* **Task brief**
Go through the data below and gather each line containing "this".

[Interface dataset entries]
★ ★ ★ ★
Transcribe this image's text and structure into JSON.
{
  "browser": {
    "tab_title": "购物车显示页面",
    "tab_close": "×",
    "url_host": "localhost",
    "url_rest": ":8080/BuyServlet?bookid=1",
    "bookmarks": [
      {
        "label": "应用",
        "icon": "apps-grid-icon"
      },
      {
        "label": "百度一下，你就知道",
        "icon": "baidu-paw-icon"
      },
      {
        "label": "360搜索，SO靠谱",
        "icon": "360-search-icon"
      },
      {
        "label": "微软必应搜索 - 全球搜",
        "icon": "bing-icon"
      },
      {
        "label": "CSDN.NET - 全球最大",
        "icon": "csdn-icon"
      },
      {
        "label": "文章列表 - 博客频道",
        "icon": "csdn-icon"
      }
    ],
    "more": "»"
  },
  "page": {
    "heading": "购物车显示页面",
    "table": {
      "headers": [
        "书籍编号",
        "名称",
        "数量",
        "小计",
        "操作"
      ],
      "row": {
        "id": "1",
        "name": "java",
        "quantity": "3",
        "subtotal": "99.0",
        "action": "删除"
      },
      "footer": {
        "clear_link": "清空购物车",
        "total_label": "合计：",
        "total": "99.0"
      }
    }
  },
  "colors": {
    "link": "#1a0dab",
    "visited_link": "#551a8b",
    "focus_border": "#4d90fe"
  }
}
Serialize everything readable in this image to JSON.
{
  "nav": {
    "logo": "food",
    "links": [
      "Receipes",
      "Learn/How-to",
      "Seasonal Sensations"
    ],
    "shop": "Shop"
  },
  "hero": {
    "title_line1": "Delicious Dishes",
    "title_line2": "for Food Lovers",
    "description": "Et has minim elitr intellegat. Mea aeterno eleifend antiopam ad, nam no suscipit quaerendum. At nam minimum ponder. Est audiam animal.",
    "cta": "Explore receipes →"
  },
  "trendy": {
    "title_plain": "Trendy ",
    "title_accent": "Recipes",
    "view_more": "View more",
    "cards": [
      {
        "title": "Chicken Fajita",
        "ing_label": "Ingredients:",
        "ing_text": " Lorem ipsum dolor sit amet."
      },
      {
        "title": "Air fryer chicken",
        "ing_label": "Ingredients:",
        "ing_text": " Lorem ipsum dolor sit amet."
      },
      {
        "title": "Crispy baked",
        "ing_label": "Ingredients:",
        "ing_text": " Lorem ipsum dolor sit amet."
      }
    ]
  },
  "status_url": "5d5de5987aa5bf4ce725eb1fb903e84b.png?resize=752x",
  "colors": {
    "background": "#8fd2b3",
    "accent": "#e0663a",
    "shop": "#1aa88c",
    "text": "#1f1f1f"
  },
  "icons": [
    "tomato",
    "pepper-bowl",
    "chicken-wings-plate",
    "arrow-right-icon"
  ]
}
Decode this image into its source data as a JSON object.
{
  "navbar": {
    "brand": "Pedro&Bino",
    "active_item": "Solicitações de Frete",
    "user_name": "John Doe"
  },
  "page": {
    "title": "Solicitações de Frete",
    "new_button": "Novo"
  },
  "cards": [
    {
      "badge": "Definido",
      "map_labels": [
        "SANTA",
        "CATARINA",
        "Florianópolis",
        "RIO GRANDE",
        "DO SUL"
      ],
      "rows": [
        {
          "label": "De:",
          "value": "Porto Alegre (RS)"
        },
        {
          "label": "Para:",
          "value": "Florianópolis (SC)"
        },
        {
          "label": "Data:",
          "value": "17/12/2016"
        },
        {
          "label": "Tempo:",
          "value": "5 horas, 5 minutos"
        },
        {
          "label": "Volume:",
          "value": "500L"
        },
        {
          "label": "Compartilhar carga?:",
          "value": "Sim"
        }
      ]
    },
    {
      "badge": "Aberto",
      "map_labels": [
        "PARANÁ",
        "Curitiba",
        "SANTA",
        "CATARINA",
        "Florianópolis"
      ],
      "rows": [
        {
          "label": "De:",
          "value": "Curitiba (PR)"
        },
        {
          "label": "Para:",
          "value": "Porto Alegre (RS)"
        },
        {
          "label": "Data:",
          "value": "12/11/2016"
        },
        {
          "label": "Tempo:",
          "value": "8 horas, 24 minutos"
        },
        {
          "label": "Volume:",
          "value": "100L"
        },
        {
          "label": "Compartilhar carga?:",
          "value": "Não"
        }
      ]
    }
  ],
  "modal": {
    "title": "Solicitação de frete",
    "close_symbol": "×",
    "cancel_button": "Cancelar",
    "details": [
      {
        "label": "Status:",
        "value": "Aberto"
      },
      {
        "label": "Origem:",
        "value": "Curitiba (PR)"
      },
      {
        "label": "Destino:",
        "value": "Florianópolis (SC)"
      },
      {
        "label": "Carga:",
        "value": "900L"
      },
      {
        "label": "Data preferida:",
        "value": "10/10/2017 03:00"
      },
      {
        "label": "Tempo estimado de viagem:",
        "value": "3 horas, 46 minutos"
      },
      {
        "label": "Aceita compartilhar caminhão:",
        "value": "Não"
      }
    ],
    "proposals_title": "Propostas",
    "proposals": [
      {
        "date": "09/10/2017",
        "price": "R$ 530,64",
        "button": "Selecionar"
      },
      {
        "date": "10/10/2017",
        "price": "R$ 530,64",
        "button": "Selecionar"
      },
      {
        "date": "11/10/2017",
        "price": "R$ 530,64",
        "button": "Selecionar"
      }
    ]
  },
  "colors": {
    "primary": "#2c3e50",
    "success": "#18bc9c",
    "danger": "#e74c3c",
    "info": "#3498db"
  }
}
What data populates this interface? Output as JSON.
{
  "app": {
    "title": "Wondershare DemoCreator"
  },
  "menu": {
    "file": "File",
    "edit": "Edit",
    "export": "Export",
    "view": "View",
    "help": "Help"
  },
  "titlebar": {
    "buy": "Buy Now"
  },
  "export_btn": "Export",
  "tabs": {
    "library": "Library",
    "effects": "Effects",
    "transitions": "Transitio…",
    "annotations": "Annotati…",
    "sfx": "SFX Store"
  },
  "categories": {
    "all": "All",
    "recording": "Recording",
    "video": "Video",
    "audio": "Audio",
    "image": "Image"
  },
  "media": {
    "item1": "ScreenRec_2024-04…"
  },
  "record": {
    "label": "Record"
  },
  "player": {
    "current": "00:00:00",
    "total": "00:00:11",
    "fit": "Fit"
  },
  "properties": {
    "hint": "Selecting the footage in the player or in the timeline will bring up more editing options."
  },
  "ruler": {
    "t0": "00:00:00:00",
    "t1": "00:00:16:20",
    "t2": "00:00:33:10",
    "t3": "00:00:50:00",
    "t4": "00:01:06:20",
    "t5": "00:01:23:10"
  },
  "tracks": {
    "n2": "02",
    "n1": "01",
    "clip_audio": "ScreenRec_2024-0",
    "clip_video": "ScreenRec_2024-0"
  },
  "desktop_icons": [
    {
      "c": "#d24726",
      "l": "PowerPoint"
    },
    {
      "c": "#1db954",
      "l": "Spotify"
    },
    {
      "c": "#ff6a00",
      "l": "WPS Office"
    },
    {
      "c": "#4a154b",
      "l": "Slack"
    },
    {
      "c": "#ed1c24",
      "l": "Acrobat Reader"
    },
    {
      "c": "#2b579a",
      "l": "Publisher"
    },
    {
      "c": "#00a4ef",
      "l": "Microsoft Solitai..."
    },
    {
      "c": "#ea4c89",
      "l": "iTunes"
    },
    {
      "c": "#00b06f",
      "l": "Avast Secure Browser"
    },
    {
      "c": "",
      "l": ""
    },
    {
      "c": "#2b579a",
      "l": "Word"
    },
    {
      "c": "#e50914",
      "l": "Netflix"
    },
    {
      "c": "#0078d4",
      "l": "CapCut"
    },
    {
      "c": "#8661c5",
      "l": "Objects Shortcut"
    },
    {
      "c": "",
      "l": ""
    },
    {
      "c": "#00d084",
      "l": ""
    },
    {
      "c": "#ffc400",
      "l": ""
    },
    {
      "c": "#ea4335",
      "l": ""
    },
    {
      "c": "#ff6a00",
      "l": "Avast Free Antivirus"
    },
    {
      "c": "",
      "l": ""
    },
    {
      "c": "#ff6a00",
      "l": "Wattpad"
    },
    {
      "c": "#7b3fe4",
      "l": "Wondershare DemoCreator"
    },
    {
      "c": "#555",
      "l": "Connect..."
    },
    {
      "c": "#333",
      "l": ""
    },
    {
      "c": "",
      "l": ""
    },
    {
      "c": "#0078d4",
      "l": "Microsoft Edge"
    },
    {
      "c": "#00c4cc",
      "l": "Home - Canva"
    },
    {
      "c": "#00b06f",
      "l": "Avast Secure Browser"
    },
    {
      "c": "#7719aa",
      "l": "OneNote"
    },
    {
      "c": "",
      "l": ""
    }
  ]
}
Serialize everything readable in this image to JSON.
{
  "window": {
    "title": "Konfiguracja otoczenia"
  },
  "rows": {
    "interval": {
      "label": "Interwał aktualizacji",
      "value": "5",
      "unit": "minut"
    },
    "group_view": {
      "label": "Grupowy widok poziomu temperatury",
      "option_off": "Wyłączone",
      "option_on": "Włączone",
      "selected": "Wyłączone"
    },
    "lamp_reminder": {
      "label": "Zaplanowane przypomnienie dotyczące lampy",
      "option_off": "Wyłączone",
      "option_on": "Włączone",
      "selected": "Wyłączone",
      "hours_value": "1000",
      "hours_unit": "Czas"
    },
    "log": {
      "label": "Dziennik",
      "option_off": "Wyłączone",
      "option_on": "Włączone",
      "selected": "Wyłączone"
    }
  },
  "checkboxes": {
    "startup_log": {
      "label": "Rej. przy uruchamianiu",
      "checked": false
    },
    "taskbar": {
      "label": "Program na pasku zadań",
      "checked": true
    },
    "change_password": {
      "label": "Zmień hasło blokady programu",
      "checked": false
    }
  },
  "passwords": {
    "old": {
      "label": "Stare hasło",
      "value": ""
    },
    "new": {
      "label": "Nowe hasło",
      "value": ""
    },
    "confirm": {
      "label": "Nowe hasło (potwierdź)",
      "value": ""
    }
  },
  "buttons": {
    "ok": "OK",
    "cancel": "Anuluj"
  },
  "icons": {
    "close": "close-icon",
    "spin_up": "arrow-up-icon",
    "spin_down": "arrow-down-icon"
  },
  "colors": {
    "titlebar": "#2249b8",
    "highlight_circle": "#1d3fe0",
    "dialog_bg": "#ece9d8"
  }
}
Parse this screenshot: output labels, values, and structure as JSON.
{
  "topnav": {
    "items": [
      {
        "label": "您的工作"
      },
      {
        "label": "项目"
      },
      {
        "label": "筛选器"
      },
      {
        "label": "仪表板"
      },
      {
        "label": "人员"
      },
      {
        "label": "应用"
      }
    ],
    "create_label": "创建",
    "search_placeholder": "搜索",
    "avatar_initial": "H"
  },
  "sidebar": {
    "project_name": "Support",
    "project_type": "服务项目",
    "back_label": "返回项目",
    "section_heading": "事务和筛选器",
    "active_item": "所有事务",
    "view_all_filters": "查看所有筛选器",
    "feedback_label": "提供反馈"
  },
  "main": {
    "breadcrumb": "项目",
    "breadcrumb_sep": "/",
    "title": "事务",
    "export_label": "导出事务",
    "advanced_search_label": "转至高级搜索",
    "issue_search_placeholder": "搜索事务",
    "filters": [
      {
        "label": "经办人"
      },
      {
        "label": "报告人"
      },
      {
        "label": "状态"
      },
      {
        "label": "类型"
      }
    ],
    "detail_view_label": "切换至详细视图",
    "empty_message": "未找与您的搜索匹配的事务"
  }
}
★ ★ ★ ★
* **Solution below**
Transcribe this image's text and structure into JSON.
Serialize everything readable in this image to JSON.
Decode this image into its source data as a JSON object.
What data populates this interface? Output as JSON.
Serialize everything readable in this image to JSON.
Parse this screenshot: output labels, values, and structure as JSON.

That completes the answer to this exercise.